The National Association of Charter School Authorizers’ recently released State of Charter Authorizing report shows continued growth in the movement.
In 2015, the number of charter school authorizers reached 1,050 in 42 states plus Washington, D.C., overseeing nearly 7,000 schools and more than 2.5 million students. One reason for this growth is the growing role of local school districts in authorization, (90 percent of authorizers are local school districts), suggesting they are embracing charters as part of innovative solutions to transform school districts.
M. Karega Rausch, vice president of research and evaluation at NACSA, said of having the majority of authorizers being local school districts, “This could be troublesome or beneficial for students across the country. We know many districts have not developed the capacity to effectively oversee charter schools in addition to their other duties. However, we also know there can be great outcomes when district officials work together to manage a great portfolio of both traditional and charter schools to meet community needs. Denver Public Schools is one strong example of this kind of partnership.”
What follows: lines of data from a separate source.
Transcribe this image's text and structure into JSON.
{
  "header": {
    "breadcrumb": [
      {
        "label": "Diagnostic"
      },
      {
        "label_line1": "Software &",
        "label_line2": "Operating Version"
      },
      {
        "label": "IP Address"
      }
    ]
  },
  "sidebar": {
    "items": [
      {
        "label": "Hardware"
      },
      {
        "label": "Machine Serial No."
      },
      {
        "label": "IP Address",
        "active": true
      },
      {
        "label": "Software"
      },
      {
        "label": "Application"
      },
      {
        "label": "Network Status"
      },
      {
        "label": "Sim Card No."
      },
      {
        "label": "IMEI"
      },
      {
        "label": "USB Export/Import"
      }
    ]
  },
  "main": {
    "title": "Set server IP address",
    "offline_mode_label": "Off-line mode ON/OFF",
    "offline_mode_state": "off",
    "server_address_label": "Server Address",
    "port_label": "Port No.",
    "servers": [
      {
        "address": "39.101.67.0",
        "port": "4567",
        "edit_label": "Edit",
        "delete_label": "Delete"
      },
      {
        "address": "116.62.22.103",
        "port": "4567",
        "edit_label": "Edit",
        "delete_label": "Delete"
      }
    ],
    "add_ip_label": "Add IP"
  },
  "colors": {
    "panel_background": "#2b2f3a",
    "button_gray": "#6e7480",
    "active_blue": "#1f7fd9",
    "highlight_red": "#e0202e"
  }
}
One of the most notable aspects of charter schools is that they are more likely than traditional district schools to be closed if they’re not serving children.
“School closures are painful for students, families, and communities, but are sometimes necessary to ensure every student has the opportunity to go to a quality school,” the report says. This is another responsibility that falls to authorizers, who have maintained a steady rate of around 3.8 percent over the last four years (among authorizers managing 10 or more schools), even as the number of charter schools has grown.
The report also found that more charter schools are network affiliated. So while authorizers are receiving fewer applications overall, more authorizers are receiving applications to replicate existing charter school models. In 2010, only 16 percent of new charter schools were organization-affiliated, a number that grew to 41 percent in 2015.